- _TASK TO CARRY OUT_
Copy the records below in full, changing no character.

- _DATA TO PROCESS_
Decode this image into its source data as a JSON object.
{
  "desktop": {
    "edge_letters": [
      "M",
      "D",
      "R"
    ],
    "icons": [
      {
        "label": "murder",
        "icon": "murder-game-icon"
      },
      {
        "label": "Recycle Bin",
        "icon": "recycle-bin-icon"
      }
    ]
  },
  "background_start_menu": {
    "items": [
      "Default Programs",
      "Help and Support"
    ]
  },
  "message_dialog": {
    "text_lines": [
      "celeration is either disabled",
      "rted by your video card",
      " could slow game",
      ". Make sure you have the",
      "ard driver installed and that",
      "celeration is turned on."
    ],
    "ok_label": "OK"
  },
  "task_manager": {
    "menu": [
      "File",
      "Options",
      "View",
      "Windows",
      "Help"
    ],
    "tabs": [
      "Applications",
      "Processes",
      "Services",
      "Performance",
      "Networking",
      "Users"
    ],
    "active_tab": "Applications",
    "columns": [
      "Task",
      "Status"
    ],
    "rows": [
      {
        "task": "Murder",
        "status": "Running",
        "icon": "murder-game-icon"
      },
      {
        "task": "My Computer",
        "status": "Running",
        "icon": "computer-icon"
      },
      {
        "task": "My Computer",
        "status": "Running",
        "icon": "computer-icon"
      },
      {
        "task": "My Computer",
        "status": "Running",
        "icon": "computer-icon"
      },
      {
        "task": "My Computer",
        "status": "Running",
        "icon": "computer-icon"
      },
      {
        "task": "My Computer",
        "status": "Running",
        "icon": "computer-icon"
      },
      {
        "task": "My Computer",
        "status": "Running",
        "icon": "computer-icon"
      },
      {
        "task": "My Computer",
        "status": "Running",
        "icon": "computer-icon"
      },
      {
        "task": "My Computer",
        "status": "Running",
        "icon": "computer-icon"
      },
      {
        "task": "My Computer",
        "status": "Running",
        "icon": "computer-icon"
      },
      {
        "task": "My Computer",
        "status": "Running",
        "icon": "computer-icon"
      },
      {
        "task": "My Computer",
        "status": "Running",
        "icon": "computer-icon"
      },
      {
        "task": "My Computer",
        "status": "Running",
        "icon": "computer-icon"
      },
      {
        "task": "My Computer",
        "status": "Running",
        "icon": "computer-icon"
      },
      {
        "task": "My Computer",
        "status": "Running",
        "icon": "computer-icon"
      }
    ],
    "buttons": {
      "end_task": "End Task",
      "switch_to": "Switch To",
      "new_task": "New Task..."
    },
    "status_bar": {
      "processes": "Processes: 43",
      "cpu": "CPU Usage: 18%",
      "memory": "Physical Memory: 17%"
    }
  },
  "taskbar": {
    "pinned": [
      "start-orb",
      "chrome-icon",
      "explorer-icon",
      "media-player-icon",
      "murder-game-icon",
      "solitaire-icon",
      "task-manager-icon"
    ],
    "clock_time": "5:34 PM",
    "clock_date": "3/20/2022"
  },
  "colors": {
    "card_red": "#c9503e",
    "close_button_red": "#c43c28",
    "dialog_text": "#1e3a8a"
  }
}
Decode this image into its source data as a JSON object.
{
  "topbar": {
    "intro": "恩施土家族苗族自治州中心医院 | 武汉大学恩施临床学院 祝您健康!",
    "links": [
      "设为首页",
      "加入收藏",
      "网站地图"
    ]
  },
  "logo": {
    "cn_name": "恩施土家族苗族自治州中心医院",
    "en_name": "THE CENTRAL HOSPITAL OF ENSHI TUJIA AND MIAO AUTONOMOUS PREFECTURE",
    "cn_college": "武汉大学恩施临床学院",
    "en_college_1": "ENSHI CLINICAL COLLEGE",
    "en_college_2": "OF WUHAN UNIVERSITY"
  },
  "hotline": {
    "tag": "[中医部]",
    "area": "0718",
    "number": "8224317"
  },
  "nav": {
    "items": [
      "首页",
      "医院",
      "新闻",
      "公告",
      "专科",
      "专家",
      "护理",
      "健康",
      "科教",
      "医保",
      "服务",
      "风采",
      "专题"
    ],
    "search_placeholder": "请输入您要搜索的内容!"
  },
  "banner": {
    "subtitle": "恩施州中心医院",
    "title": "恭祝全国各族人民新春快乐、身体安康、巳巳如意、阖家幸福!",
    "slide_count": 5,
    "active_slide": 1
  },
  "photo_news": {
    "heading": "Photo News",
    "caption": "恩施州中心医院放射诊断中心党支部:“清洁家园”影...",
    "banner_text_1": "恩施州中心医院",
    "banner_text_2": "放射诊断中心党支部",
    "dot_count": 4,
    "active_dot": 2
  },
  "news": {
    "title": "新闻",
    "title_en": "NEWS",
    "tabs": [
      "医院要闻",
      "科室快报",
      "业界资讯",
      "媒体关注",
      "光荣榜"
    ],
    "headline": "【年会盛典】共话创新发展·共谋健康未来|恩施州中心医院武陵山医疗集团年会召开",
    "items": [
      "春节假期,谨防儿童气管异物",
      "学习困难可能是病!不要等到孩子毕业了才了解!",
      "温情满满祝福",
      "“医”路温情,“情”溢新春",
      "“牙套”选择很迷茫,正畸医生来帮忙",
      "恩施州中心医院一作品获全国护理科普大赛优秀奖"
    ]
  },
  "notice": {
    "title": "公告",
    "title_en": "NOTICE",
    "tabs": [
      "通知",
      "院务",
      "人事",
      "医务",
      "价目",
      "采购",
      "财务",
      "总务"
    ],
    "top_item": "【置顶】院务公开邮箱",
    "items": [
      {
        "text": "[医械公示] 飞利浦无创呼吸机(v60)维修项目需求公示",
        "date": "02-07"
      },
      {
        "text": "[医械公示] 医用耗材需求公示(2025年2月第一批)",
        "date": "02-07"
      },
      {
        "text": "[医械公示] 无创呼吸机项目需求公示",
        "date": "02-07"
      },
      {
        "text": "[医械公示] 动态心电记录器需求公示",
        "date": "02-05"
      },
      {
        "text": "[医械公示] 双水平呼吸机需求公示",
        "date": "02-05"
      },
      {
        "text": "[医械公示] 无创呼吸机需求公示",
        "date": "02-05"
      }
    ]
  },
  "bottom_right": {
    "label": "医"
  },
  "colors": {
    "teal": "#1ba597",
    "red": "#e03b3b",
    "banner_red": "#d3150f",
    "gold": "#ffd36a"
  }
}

- _OUTPUT FOR THIS EXERCISE_
Decode this image into its source data as a JSON object.
{
  "desktop": {
    "edge_letters": [
      "M",
      "D",
      "R"
    ],
    "icons": [
      {
        "label": "murder",
        "icon": "murder-game-icon"
      },
      {
        "label": "Recycle Bin",
        "icon": "recycle-bin-icon"
      }
    ]
  },
  "background_start_menu": {
    "items": [
      "Default Programs",
      "Help and Support"
    ]
  },
  "message_dialog": {
    "text_lines": [
      "celeration is either disabled",
      "rted by your video card",
      " could slow game",
      ". Make sure you have the",
      "ard driver installed and that",
      "celeration is turned on."
    ],
    "ok_label": "OK"
  },
  "task_manager": {
    "menu": [
      "File",
      "Options",
      "View",
      "Windows",
      "Help"
    ],
    "tabs": [
      "Applications",
      "Processes",
      "Services",
      "Performance",
      "Networking",
      "Users"
    ],
    "active_tab": "Applications",
    "columns": [
      "Task",
      "Status"
    ],
    "rows": [
      {
        "task": "Murder",
        "status": "Running",
        "icon": "murder-game-icon"
      },
      {
        "task": "My Computer",
        "status": "Running",
        "icon": "computer-icon"
      },
      {
        "task": "My Computer",
        "status": "Running",
        "icon": "computer-icon"
      },
      {
        "task": "My Computer",
        "status": "Running",
        "icon": "computer-icon"
      },
      {
        "task": "My Computer",
        "status": "Running",
        "icon": "computer-icon"
      },
      {
        "task": "My Computer",
        "status": "Running",
        "icon": "computer-icon"
      },
      {
        "task": "My Computer",
        "status": "Running",
        "icon": "computer-icon"
      },
      {
        "task": "My Computer",
        "status": "Running",
        "icon": "computer-icon"
      },
      {
        "task": "My Computer",
        "status": "Running",
        "icon": "computer-icon"
      },
      {
        "task": "My Computer",
        "status": "Running",
        "icon": "computer-icon"
      },
      {
        "task": "My Computer",
        "status": "Running",
        "icon": "computer-icon"
      },
      {
        "task": "My Computer",
        "status": "Running",
        "icon": "computer-icon"
      },
      {
        "task": "My Computer",
        "status": "Running",
        "icon": "computer-icon"
      },
      {
        "task": "My Computer",
        "status": "Running",
        "icon": "computer-icon"
      },
      {
        "task": "My Computer",
        "status": "Running",
        "icon": "computer-icon"
      }
    ],
    "buttons": {
      "end_task": "End Task",
      "switch_to": "Switch To",
      "new_task": "New Task..."
    },
    "status_bar": {
      "processes": "Processes: 43",
      "cpu": "CPU Usage: 18%",
      "memory": "Physical Memory: 17%"
    }
  },
  "taskbar": {
    "pinned": [
      "start-orb",
      "chrome-icon",
      "explorer-icon",
      "media-player-icon",
      "murder-game-icon",
      "solitaire-icon",
      "task-manager-icon"
    ],
    "clock_time": "5:34 PM",
    "clock_date": "3/20/2022"
  },
  "colors": {
    "card_red": "#c9503e",
    "close_button_red": "#c43c28",
    "dialog_text": "#1e3a8a"
  }
}
Decode this image into its source data as a JSON object.
{
  "topbar": {
    "intro": "恩施土家族苗族自治州中心医院 | 武汉大学恩施临床学院 祝您健康!",
    "links": [
      "设为首页",
      "加入收藏",
      "网站地图"
    ]
  },
  "logo": {
    "cn_name": "恩施土家族苗族自治州中心医院",
    "en_name": "THE CENTRAL HOSPITAL OF ENSHI TUJIA AND MIAO AUTONOMOUS PREFECTURE",
    "cn_college": "武汉大学恩施临床学院",
    "en_college_1": "ENSHI CLINICAL COLLEGE",
    "en_college_2": "OF WUHAN UNIVERSITY"
  },
  "hotline": {
    "tag": "[中医部]",
    "area": "0718",
    "number": "8224317"
  },
  "nav": {
    "items": [
      "首页",
      "医院",
      "新闻",
      "公告",
      "专科",
      "专家",
      "护理",
      "健康",
      "科教",
      "医保",
      "服务",
      "风采",
      "专题"
    ],
    "search_placeholder": "请输入您要搜索的内容!"
  },
  "banner": {
    "subtitle": "恩施州中心医院",
    "title": "恭祝全国各族人民新春快乐、身体安康、巳巳如意、阖家幸福!",
    "slide_count": 5,
    "active_slide": 1
  },
  "photo_news": {
    "heading": "Photo News",
    "caption": "恩施州中心医院放射诊断中心党支部:“清洁家园”影...",
    "banner_text_1": "恩施州中心医院",
    "banner_text_2": "放射诊断中心党支部",
    "dot_count": 4,
    "active_dot": 2
  },
  "news": {
    "title": "新闻",
    "title_en": "NEWS",
    "tabs": [
      "医院要闻",
      "科室快报",
      "业界资讯",
      "媒体关注",
      "光荣榜"
    ],
    "headline": "【年会盛典】共话创新发展·共谋健康未来|恩施州中心医院武陵山医疗集团年会召开",
    "items": [
      "春节假期,谨防儿童气管异物",
      "学习困难可能是病!不要等到孩子毕业了才了解!",
      "温情满满祝福",
      "“医”路温情,“情”溢新春",
      "“牙套”选择很迷茫,正畸医生来帮忙",
      "恩施州中心医院一作品获全国护理科普大赛优秀奖"
    ]
  },
  "notice": {
    "title": "公告",
    "title_en": "NOTICE",
    "tabs": [
      "通知",
      "院务",
      "人事",
      "医务",
      "价目",
      "采购",
      "财务",
      "总务"
    ],
    "top_item": "【置顶】院务公开邮箱",
    "items": [
      {
        "text": "[医械公示] 飞利浦无创呼吸机(v60)维修项目需求公示",
        "date": "02-07"
      },
      {
        "text": "[医械公示] 医用耗材需求公示(2025年2月第一批)",
        "date": "02-07"
      },
      {
        "text": "[医械公示] 无创呼吸机项目需求公示",
        "date": "02-07"
      },
      {
        "text": "[医械公示] 动态心电记录器需求公示",
        "date": "02-05"
      },
      {
        "text": "[医械公示] 双水平呼吸机需求公示",
        "date": "02-05"
      },
      {
        "text": "[医械公示] 无创呼吸机需求公示",
        "date": "02-05"
      }
    ]
  },
  "bottom_right": {
    "label": "医"
  },
  "colors": {
    "teal": "#1ba597",
    "red": "#e03b3b",
    "banner_red": "#d3150f",
    "gold": "#ffd36a"
  }
}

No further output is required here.